If you dont mind shelling out those extra bucks for a good veg burger, then the Melting Pot Cafe at the Holiday Inn Atrium serves a lovely veg burger. Also, the veg strudel is worth paying for, a delicious mix of bell peppers, zuchini, eggplant and dips. Lovely!
Sandwiches - Vegetarain sandwiches at O'Brien's are just ok. Nothing much to talk about. Just sliced veggies in bread. Not worth the price.
Pasta - Pastamania may not exactly be fine dining, but I have had some of the best pastas ever, there. Good spread of vegetarian pastas. I especially like the ones with the thick tomato base. They also serve a fine minestrone soup.

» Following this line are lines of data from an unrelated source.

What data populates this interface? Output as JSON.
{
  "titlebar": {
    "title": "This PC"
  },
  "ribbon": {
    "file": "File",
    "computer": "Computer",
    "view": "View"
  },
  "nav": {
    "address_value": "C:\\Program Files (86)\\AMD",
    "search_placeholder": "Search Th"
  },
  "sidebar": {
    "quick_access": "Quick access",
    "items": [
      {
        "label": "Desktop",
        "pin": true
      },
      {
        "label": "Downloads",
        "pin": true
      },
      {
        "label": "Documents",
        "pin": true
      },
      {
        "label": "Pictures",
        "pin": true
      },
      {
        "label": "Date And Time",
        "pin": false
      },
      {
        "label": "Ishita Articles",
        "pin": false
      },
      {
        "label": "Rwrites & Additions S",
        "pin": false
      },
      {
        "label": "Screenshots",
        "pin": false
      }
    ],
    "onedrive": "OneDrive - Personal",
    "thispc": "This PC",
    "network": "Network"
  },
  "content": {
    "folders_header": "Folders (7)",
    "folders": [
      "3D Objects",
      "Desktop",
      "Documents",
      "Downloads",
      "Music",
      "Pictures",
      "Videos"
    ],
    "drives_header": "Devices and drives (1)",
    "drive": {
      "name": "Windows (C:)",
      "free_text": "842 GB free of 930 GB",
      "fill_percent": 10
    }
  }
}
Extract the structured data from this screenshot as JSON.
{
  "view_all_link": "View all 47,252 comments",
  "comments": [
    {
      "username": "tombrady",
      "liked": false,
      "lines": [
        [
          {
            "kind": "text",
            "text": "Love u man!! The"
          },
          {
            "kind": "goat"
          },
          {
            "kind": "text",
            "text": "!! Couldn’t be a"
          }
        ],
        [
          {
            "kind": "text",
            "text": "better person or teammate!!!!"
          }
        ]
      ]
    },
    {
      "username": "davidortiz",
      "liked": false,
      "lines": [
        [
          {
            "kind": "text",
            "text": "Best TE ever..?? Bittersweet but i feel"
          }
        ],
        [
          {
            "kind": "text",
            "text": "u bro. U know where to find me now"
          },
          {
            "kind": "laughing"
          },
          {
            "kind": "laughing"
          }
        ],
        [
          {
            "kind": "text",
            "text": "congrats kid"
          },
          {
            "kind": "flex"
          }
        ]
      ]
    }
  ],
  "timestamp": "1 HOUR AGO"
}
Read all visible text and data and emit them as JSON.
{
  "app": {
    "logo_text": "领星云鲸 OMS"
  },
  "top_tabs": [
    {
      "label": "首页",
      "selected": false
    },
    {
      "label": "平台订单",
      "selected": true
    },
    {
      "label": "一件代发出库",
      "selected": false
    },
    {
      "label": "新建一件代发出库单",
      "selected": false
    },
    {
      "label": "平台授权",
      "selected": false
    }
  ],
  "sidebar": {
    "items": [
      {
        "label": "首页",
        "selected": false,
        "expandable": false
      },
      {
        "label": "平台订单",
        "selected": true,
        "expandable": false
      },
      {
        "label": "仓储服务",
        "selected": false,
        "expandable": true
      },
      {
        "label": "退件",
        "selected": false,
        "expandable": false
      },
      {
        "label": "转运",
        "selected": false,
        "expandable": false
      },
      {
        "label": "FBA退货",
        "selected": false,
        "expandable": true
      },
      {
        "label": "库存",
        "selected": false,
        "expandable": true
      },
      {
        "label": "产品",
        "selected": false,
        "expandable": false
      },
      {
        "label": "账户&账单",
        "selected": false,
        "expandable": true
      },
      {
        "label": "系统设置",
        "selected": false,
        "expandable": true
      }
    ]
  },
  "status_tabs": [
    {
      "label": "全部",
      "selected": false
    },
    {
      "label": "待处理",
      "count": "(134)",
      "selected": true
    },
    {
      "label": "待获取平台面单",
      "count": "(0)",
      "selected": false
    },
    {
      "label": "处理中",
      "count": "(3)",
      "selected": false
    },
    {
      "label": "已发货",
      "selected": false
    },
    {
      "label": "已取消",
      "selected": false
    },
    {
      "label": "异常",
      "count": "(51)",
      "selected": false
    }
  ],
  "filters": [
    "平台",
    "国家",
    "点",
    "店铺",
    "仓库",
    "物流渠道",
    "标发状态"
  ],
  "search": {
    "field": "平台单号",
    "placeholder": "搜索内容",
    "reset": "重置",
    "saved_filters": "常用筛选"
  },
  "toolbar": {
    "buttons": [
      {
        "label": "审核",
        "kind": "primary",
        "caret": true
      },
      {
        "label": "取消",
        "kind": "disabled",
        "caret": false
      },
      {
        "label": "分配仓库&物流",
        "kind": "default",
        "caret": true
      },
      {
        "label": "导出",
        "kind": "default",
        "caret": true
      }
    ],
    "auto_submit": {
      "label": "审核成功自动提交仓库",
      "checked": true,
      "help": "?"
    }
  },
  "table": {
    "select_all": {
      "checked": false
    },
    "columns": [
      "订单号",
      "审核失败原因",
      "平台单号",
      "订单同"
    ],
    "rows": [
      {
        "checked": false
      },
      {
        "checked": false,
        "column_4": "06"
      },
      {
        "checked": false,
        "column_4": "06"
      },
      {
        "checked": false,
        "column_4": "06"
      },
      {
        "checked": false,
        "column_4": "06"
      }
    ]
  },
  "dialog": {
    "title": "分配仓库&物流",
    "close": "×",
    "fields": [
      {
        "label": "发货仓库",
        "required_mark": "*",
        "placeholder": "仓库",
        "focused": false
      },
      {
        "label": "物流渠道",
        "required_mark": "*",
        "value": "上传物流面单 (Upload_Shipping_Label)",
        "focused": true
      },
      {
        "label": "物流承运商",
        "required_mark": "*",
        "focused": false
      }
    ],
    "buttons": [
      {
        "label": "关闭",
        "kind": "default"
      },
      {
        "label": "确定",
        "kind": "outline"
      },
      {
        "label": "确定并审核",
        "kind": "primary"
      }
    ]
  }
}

Lunch / Dinner - The only pure vegetarian restaurant I have visited in Singapore is Original Sin at Chip Bee Garden, Holland Village. Every dish I have had there has been impeccable. May not be the place for lovers of Indian masala, who need to flood every dish with salt and pepper. These are lightly spiced, healthy meals with loads of vegetables. The Moussaka which is a cake of layers of cheese, whole lentils, cheese, eggplant. The Absolut pasta comes with an infusion of Absolut vodka, and the Tiramisu is just heavenly. Refreshing Mediterannean healthy recipies. Beautiful ambience. Rates are fine dining.
Kinara North West Frontier at Boat Quay your regular dhaba roti-sabzi. I had a crisp garlic naan with mushroom masala and a very watery jaljeera. Regular north-Indian fare. I would say Kinara at Holland Village has better quality, and tastier gravies than the Boat Quay outlet.
Thai Express has always been a delightful experience. The yellow and green veg curries are made with freshly grated thick coconut milk. This is the perfect meal for the Indian who lovws his spice.
Crystal Jade la Mian Xiao Long Bao - Yes, this Chinese cuisine chain, has a good enough spread of vegetarian dishes, and you can actually order vegetarian here without shrimps or even eggs. I had an absolutely light non-oily Fried Rice with a sprinkling cripy fried honeyed peanuts along with a side dish of sauteed Kai Lan. Mixed with the roasted chillies sauce and the vinegar, this meal actually tasted good and reminded me of the chinese we eat at roadside stalls in India. But thats just the sauces. The food is light, non-oily, non-spicy and goooood. The iced lemon honey and watercress honey were perfect. I spent $15 per person.
Pizzas - Modestos at Vivocity, Level 1, has the thinnest crispiest pizza base, with a generous sprinkling of vegetables and olive oil. Light, non-oily, not overtly-cheesy, non-spicy, fluffy pizzas. Nicccccccce :)